Microsoft’s intent here is pure evil genius. “It’s not like Android’s free. Android has a patent fee. You do have to license patents,” Microsoft CEO Steve Ballmer said last year. What he didn’t explicitly say is that you’d have to pay Microsoft and not Google for those patents. Think about this for a second: it’s entirely possible that Microsoft is going to end up making more money — perhaps significantly more — from Android than Google will. A year ago, such a statement would have seemed like a joke. But now it’s becoming reality. And it must be the ultimate nightmare for Google.
By being a part of the winning team, and not allowing Google to get Nortel’s patents, Microsoft put themselves in a win-win situation. If their continued threats to Google’s Android partners force those partners to reconsider their Android commitments, well there’s Windows Phone waiting with opened arms. If the threats lead to licensing agreements and the continued rise of Android, well there’s a huge pile of money from each participating OEM.
So no, Microsoft did not have to bid on the Nortel patents. But doing so may prove to be one of the best moves Microsoft has never made. And strangely enough, they have Apple to thank. Of course, they’re likely playing their own little game in this situation. Keep your enemies closer. Or keep them fighting.
Microsoft, founded in 1975 by Bill Gates and Paul Allen, is a veteran software company, best known for its Microsoft Windows operating system and the Microsoft Office suite of productivity software. Starting in 1980 Microsoft formed a partnership with IBM allowing Microsoft to sell its software package with the computers IBM manufactured. Microsoft is widely used by professionals worldwide and largely dominates the American corporate market. Additionally, the company has ventured into hardware with consumer products such as the Zune and...

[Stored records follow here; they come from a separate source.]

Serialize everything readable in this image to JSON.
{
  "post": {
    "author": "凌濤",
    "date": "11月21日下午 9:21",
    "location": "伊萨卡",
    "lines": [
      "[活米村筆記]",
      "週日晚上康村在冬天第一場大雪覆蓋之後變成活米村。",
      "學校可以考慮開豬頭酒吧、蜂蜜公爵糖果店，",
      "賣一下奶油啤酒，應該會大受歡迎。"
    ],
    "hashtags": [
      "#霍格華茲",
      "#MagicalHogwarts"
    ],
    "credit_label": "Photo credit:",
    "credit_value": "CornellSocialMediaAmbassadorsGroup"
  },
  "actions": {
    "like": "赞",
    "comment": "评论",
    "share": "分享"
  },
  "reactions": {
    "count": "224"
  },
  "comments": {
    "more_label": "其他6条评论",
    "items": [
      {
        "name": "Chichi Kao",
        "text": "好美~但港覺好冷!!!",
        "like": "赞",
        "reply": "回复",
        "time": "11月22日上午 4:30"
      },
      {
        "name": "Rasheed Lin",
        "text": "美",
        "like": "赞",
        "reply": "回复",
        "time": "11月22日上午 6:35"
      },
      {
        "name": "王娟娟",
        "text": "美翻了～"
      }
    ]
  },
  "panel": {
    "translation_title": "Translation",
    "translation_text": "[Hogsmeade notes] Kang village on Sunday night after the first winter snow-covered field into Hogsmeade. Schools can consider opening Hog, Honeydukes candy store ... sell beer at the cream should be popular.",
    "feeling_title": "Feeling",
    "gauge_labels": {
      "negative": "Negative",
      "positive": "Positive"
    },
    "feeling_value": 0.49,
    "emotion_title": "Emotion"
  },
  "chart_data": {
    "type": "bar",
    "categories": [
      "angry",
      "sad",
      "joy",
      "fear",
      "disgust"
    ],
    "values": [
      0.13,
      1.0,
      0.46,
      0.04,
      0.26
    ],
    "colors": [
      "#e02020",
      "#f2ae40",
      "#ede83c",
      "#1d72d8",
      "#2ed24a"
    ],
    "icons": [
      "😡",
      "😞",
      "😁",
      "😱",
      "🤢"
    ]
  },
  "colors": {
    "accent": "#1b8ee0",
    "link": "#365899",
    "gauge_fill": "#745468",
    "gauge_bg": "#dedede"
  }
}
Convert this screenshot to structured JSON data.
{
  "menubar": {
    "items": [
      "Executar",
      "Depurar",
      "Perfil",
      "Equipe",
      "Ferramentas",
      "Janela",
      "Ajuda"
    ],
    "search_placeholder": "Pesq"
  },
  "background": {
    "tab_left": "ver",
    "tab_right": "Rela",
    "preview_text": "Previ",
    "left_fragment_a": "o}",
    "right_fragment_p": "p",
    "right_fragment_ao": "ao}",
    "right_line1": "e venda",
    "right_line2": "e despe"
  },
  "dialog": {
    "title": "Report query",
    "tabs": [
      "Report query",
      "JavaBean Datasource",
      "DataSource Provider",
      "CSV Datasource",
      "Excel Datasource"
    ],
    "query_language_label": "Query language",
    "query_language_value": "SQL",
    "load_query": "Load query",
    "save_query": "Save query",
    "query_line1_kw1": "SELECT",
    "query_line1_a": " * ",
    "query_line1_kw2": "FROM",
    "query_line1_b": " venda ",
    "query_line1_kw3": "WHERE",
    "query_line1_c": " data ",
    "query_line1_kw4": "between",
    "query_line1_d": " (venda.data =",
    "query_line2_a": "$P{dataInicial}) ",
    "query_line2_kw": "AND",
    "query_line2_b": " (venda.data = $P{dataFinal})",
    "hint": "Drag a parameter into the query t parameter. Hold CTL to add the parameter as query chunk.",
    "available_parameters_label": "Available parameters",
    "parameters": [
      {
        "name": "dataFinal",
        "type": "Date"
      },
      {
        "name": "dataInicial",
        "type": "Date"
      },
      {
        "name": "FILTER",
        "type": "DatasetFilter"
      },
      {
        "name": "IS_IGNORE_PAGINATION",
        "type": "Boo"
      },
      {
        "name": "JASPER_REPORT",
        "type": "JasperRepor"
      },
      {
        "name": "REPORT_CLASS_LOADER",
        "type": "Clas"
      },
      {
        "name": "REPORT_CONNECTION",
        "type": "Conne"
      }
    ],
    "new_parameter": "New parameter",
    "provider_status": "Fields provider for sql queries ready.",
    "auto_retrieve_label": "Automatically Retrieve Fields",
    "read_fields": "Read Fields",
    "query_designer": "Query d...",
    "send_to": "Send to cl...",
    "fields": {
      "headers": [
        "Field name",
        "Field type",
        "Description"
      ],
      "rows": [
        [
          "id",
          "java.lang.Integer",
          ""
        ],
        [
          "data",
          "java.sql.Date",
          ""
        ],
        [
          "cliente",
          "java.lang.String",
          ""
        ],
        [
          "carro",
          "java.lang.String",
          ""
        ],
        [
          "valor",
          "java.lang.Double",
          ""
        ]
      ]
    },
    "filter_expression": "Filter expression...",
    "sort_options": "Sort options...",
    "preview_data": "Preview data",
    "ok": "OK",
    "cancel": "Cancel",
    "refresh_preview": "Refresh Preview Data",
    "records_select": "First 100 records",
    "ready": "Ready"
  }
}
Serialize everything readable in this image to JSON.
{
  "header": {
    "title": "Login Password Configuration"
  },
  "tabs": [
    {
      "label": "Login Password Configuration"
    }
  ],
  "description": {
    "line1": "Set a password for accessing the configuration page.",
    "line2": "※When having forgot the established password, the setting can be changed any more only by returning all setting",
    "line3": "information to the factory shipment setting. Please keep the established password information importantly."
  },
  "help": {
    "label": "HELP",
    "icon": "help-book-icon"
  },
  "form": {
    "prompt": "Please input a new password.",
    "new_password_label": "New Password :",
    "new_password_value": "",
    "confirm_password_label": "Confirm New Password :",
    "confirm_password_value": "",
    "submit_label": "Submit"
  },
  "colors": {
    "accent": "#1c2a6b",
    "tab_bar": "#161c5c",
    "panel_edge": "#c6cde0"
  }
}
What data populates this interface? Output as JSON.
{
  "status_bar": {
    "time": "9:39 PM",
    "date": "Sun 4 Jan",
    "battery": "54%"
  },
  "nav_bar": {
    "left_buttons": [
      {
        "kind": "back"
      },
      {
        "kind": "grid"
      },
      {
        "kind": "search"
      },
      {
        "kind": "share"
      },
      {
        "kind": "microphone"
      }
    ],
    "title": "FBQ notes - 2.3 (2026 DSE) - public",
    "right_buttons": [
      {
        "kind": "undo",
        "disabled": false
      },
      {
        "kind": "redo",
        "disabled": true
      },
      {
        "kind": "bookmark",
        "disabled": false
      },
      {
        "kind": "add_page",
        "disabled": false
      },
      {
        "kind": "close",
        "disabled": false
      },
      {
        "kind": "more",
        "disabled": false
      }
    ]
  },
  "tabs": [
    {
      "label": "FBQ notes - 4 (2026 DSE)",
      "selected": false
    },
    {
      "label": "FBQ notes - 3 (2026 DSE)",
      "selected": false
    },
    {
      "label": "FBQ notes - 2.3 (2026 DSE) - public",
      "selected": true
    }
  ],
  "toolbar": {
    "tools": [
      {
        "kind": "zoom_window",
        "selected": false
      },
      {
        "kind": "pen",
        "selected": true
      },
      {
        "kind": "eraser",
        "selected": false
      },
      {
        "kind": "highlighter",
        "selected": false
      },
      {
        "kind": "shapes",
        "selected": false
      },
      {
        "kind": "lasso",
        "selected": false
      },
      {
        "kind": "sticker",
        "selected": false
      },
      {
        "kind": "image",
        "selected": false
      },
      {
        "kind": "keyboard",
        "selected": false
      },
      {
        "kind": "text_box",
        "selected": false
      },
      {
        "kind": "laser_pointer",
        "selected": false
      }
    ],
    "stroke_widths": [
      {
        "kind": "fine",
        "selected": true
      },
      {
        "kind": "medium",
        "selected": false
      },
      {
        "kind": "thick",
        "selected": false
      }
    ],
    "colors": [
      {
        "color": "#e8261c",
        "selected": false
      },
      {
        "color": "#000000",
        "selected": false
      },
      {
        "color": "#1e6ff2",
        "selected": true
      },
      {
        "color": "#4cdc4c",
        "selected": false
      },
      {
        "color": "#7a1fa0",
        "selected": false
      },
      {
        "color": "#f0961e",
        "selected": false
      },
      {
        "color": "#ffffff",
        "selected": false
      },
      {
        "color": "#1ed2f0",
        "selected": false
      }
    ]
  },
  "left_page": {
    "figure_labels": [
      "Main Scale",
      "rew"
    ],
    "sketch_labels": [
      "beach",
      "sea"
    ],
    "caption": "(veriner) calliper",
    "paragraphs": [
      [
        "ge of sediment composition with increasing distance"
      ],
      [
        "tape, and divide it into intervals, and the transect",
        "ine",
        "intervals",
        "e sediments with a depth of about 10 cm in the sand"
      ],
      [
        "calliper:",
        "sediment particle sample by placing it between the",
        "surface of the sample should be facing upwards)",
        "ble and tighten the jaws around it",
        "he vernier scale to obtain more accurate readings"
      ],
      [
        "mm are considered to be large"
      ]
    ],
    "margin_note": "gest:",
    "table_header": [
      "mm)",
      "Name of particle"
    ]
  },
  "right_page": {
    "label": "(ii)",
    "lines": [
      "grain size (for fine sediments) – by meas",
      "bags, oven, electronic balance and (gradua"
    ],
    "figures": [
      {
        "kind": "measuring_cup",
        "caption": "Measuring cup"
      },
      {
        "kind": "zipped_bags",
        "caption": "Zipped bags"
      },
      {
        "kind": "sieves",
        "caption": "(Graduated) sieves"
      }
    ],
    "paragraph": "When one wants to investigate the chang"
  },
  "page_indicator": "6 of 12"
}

In August 2005, Google acquired Android, a small startup company based in Palo Alto, CA. Android’s co-founders who went to work at Google included Andy Rubin (co-founder of Danger), Rich Miner (co-founder of Wildfire), Nick Sears (once VP at T-Mobile), and Chris White (one of the first engineers at WebTV). At the time, little was known about the functions of Android other than they made software for mobile phones. This began rumors that Google was planning to enter...